The CC licences are, of course, perpetual – you’re free to use the stories anytime. But if you send your remixes to email@example.com before 31 August you’ll get your story posted on the website, and have a chance for it to be published in the hard copy anthology alongside your favourite author.
Those who have been following the CC Case Studies wiki will be familiar with Ancient Free Gardeners, a Melbourne-based indie band who use CC licences to distribute their music. We’re very pleased to announce that AFG have released their new single, Innards Out, under a CC BY-NC-SA licence, which allows it to be freely distributed and even remixed. And they’re getting quite a bit of attention from it.
Since their launch a couple of weeks ago they’ve been getting airplay on community radio, been promoted on a number of prominent music blogs, and have even been interviewed about their decision. Most importantly, the single has been downloaded several thousand times from their website – they even had to upgrade their servers to cope with the demand. And they attribute a good part of this attention to the CC licensing.
In August 2008, as part of the CC Case Study Wiki project, CC Australia published Building an Australasian Commons: Creative Commons Case Studies Volume 1.

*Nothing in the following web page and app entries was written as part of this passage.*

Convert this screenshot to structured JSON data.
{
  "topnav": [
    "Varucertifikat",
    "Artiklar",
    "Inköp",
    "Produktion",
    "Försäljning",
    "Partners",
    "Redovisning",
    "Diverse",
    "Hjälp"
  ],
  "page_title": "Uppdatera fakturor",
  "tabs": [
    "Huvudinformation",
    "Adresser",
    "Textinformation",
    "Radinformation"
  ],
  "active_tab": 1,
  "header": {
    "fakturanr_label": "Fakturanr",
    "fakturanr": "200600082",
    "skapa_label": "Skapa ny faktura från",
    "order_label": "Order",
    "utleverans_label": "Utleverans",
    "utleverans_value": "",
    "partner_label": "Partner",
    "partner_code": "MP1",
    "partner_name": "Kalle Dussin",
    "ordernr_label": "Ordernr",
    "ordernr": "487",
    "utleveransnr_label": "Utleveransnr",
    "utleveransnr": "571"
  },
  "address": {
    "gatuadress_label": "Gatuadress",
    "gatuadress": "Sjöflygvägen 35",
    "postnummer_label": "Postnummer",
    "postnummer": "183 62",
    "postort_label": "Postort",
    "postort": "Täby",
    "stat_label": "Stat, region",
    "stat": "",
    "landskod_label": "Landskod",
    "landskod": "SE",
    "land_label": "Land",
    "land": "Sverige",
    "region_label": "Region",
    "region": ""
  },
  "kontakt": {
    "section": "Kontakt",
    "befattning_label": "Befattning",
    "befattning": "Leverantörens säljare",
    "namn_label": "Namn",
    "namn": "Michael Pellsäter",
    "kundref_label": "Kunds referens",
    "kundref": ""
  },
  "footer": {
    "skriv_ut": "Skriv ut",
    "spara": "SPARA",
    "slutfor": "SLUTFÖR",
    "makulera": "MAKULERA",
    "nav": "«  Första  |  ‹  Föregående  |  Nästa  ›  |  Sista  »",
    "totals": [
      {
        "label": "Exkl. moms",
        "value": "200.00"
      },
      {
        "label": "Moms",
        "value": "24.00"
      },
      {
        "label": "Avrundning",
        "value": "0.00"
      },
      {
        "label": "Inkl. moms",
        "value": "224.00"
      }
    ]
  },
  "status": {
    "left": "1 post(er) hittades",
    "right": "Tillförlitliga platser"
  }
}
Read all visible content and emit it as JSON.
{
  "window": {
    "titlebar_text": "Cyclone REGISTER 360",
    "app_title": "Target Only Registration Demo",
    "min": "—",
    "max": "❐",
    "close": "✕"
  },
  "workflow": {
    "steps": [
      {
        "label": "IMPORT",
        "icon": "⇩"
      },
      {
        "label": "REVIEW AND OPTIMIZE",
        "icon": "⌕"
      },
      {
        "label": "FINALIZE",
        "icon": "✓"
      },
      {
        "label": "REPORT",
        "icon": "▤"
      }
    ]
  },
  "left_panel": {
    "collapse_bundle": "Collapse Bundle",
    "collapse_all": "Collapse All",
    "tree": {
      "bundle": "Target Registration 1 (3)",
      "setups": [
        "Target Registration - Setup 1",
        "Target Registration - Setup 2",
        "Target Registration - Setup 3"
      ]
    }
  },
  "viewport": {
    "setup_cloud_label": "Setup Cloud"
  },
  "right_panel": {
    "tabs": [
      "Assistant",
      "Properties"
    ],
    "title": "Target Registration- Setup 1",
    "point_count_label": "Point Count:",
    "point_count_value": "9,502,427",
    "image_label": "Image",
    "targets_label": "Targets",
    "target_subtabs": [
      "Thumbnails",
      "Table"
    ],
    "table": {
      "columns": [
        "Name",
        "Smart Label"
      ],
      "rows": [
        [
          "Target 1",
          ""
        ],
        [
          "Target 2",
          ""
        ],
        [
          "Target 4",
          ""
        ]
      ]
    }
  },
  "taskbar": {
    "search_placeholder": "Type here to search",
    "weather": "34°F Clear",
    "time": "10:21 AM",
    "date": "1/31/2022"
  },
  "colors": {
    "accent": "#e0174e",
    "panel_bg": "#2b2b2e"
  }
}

Edited by staffer Rachel Cobcroft, Case Studies Volume 1 includes 60 stories of how people are using Creative Commons in Australia and internationally. It highlights the excellent work being done by commoners the world over, as well as providing examples, models and guidance for those wanting to explore their copyright options in the digital environment.